*What is expected*:
The data must be returned in full and exactly as given.

------ Material shown ------

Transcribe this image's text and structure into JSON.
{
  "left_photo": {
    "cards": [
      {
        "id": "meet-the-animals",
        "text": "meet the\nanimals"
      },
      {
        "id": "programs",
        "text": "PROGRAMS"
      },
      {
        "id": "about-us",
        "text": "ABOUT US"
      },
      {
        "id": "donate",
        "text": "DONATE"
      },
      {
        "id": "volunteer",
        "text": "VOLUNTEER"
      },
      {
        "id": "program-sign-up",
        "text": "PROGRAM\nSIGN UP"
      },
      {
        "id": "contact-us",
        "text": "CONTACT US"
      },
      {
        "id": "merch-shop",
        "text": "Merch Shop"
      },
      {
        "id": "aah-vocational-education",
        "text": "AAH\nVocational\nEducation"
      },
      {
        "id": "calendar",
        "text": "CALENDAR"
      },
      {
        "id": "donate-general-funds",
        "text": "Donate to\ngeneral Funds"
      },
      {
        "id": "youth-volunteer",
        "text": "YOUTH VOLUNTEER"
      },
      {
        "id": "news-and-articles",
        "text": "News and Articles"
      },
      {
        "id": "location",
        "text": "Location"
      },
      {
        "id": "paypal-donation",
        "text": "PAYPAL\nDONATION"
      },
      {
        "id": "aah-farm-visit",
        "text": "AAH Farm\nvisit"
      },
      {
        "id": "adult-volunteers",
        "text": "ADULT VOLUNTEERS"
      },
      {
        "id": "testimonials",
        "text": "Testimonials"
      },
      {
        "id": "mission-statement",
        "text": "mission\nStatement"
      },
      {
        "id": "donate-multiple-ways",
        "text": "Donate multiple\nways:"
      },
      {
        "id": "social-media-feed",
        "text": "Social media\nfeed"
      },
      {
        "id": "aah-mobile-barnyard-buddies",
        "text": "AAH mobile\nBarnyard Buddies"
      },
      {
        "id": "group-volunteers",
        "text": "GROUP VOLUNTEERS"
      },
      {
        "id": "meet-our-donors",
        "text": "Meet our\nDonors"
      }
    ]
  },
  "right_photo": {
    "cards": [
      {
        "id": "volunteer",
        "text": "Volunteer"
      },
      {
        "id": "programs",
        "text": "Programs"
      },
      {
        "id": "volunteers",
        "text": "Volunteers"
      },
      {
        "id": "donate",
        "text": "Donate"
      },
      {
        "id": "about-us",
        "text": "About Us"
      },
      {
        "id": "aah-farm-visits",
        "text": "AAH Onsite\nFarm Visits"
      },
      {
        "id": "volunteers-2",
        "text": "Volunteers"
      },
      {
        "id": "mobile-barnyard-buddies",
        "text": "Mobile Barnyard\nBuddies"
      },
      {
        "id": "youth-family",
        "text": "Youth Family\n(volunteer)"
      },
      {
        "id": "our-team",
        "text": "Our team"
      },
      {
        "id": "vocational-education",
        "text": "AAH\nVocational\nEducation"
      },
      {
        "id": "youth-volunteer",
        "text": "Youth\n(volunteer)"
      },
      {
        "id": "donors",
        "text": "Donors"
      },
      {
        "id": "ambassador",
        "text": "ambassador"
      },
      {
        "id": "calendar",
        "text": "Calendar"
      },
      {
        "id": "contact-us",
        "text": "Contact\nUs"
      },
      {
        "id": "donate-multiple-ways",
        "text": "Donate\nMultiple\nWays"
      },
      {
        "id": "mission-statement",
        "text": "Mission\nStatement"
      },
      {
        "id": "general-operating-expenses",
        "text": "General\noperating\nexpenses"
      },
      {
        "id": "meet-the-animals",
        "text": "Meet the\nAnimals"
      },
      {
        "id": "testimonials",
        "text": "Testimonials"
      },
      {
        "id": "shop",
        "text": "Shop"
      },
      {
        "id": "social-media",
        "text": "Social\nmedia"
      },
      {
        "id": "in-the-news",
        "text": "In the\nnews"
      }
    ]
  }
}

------

*Output*:
Transcribe this image's text and structure into JSON.
{
  "left_photo": {
    "cards": [
      {
        "id": "meet-the-animals",
        "text": "meet the\nanimals"
      },
      {
        "id": "programs",
        "text": "PROGRAMS"
      },
      {
        "id": "about-us",
        "text": "ABOUT US"
      },
      {
        "id": "donate",
        "text": "DONATE"
      },
      {
        "id": "volunteer",
        "text": "VOLUNTEER"
      },
      {
        "id": "program-sign-up",
        "text": "PROGRAM\nSIGN UP"
      },
      {
        "id": "contact-us",
        "text": "CONTACT US"
      },
      {
        "id": "merch-shop",
        "text": "Merch Shop"
      },
      {
        "id": "aah-vocational-education",
        "text": "AAH\nVocational\nEducation"
      },
      {
        "id": "calendar",
        "text": "CALENDAR"
      },
      {
        "id": "donate-general-funds",
        "text": "Donate to\ngeneral Funds"
      },
      {
        "id": "youth-volunteer",
        "text": "YOUTH VOLUNTEER"
      },
      {
        "id": "news-and-articles",
        "text": "News and Articles"
      },
      {
        "id": "location",
        "text": "Location"
      },
      {
        "id": "paypal-donation",
        "text": "PAYPAL\nDONATION"
      },
      {
        "id": "aah-farm-visit",
        "text": "AAH Farm\nvisit"
      },
      {
        "id": "adult-volunteers",
        "text": "ADULT VOLUNTEERS"
      },
      {
        "id": "testimonials",
        "text": "Testimonials"
      },
      {
        "id": "mission-statement",
        "text": "mission\nStatement"
      },
      {
        "id": "donate-multiple-ways",
        "text": "Donate multiple\nways:"
      },
      {
        "id": "social-media-feed",
        "text": "Social media\nfeed"
      },
      {
        "id": "aah-mobile-barnyard-buddies",
        "text": "AAH mobile\nBarnyard Buddies"
      },
      {
        "id": "group-volunteers",
        "text": "GROUP VOLUNTEERS"
      },
      {
        "id": "meet-our-donors",
        "text": "Meet our\nDonors"
      }
    ]
  },
  "right_photo": {
    "cards": [
      {
        "id": "volunteer",
        "text": "Volunteer"
      },
      {
        "id": "programs",
        "text": "Programs"
      },
      {
        "id": "volunteers",
        "text": "Volunteers"
      },
      {
        "id": "donate",
        "text": "Donate"
      },
      {
        "id": "about-us",
        "text": "About Us"
      },
      {
        "id": "aah-farm-visits",
        "text": "AAH Onsite\nFarm Visits"
      },
      {
        "id": "volunteers-2",
        "text": "Volunteers"
      },
      {
        "id": "mobile-barnyard-buddies",
        "text": "Mobile Barnyard\nBuddies"
      },
      {
        "id": "youth-family",
        "text": "Youth Family\n(volunteer)"
      },
      {
        "id": "our-team",
        "text": "Our team"
      },
      {
        "id": "vocational-education",
        "text": "AAH\nVocational\nEducation"
      },
      {
        "id": "youth-volunteer",
        "text": "Youth\n(volunteer)"
      },
      {
        "id": "donors",
        "text": "Donors"
      },
      {
        "id": "ambassador",
        "text": "ambassador"
      },
      {
        "id": "calendar",
        "text": "Calendar"
      },
      {
        "id": "contact-us",
        "text": "Contact\nUs"
      },
      {
        "id": "donate-multiple-ways",
        "text": "Donate\nMultiple\nWays"
      },
      {
        "id": "mission-statement",
        "text": "Mission\nStatement"
      },
      {
        "id": "general-operating-expenses",
        "text": "General\noperating\nexpenses"
      },
      {
        "id": "meet-the-animals",
        "text": "Meet the\nAnimals"
      },
      {
        "id": "testimonials",
        "text": "Testimonials"
      },
      {
        "id": "shop",
        "text": "Shop"
      },
      {
        "id": "social-media",
        "text": "Social\nmedia"
      },
      {
        "id": "in-the-news",
        "text": "In the\nnews"
      }
    ]
  }
}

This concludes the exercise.